──────── RECORDS FOR THIS EXERCISE ────────

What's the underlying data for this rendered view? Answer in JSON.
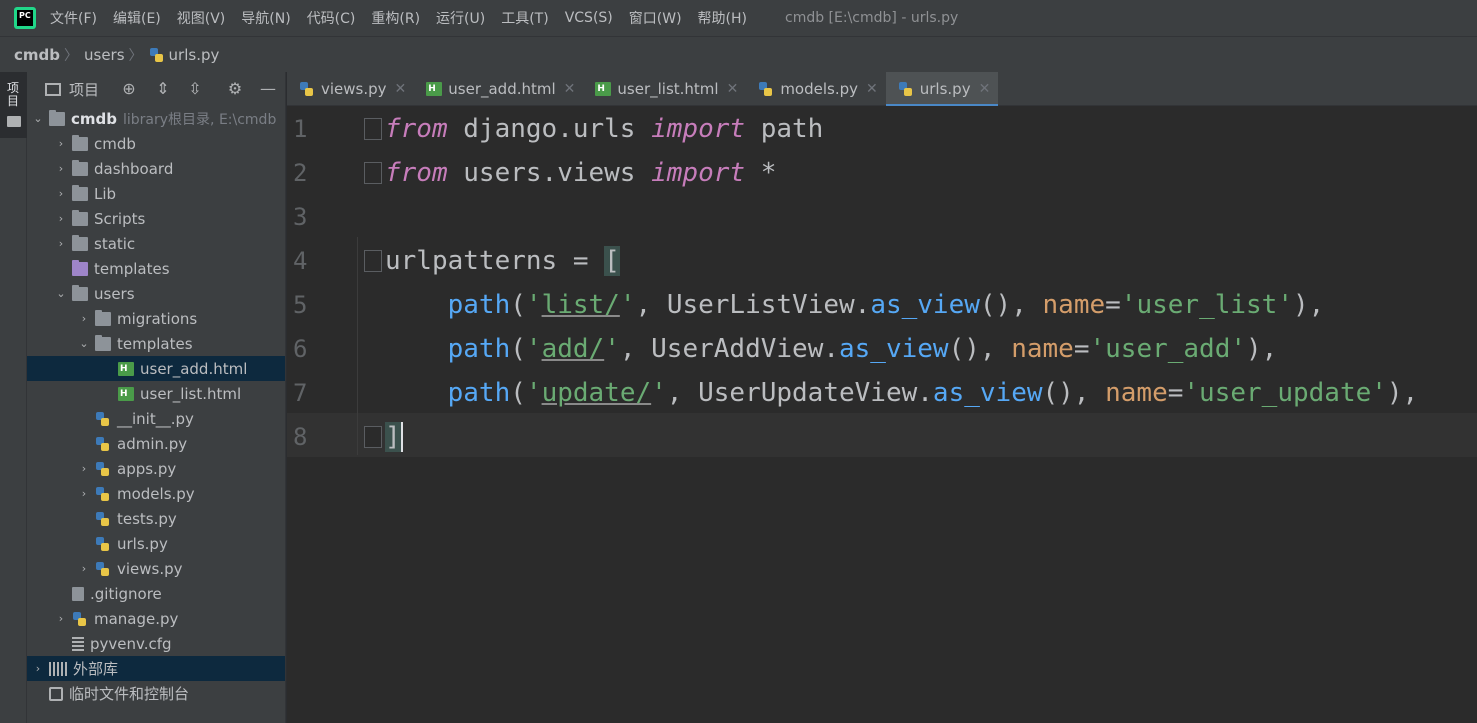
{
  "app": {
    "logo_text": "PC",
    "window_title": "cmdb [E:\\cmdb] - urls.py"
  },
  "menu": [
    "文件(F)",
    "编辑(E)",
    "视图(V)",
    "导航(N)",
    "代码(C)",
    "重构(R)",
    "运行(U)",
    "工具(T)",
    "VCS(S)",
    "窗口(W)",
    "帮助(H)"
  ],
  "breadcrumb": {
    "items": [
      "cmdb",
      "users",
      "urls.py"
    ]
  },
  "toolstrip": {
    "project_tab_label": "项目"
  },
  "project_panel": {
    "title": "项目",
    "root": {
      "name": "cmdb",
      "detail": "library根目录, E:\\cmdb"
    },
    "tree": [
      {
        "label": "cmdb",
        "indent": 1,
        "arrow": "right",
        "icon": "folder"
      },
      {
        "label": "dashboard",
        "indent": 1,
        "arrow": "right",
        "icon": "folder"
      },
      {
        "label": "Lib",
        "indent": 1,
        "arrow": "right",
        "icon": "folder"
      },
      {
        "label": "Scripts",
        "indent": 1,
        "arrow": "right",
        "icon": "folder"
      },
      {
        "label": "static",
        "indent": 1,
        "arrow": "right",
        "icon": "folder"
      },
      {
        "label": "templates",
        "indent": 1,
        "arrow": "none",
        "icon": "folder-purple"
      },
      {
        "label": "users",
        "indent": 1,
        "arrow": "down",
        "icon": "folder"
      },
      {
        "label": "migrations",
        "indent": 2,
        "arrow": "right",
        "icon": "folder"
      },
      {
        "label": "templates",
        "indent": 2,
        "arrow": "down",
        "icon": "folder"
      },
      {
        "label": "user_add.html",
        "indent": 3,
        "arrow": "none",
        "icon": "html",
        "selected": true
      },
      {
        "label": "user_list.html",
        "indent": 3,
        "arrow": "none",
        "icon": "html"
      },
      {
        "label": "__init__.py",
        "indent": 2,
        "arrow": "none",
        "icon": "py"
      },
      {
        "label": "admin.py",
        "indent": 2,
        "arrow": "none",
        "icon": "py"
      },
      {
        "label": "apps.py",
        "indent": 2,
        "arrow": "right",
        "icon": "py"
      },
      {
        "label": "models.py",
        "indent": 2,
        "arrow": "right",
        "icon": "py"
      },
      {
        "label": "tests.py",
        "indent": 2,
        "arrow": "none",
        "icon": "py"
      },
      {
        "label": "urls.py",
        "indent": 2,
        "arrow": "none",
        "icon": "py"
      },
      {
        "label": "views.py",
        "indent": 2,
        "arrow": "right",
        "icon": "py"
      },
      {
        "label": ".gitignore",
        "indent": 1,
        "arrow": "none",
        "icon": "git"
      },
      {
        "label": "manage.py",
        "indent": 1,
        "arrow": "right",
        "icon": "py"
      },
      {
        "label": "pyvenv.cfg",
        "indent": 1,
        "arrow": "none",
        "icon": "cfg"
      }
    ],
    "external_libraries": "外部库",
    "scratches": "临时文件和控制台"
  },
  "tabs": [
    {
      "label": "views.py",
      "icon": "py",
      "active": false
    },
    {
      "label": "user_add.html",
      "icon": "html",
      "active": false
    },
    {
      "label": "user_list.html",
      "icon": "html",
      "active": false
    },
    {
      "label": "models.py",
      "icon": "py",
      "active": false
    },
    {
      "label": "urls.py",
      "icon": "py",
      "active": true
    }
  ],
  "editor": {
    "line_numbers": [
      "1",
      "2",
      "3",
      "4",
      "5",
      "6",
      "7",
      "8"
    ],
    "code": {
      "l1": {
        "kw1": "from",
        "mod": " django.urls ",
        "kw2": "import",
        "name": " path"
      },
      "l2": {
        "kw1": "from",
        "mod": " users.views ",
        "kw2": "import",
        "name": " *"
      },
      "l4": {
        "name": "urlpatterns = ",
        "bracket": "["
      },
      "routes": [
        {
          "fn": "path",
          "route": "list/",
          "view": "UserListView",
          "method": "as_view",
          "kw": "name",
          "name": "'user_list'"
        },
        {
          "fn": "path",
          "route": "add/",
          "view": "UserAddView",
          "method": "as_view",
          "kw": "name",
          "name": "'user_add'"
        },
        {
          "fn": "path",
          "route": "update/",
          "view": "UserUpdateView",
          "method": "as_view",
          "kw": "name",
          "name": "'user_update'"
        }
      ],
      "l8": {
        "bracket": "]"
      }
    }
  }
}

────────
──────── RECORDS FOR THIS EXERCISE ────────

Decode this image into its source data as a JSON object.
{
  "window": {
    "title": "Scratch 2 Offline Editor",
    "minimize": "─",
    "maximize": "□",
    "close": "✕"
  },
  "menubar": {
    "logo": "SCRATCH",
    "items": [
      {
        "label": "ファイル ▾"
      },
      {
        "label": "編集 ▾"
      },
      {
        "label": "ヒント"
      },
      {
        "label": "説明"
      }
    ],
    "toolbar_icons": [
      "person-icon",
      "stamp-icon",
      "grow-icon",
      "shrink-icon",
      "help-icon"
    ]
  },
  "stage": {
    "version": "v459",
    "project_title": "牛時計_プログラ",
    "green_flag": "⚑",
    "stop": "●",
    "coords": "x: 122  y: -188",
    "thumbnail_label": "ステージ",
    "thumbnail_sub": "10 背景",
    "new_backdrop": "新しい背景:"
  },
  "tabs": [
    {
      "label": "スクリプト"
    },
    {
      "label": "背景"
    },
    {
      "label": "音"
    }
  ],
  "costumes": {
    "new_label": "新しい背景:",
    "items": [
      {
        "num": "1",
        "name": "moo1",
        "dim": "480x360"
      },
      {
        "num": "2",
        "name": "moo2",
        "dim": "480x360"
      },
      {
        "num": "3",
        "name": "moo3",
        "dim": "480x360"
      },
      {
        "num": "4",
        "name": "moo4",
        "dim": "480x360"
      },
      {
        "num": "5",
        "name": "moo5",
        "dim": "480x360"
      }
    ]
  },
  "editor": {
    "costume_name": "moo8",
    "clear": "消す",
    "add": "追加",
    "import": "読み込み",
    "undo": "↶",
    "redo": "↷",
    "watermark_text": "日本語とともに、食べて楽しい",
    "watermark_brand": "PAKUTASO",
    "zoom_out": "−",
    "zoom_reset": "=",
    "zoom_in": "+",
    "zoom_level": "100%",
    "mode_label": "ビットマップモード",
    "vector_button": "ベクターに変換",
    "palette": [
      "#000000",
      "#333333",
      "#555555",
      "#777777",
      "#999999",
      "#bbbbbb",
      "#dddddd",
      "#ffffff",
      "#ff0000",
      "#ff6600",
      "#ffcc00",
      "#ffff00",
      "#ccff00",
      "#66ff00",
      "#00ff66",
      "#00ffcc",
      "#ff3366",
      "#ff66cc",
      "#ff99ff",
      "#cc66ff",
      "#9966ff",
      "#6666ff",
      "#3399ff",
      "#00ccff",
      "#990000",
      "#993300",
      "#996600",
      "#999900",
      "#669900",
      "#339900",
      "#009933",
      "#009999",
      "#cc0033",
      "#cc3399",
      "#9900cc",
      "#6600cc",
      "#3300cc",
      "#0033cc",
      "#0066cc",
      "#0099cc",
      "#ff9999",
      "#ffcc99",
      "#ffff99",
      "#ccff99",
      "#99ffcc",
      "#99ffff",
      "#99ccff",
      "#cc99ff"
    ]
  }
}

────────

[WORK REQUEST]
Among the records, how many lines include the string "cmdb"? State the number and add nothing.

[EXERCISE RESPONSE]
5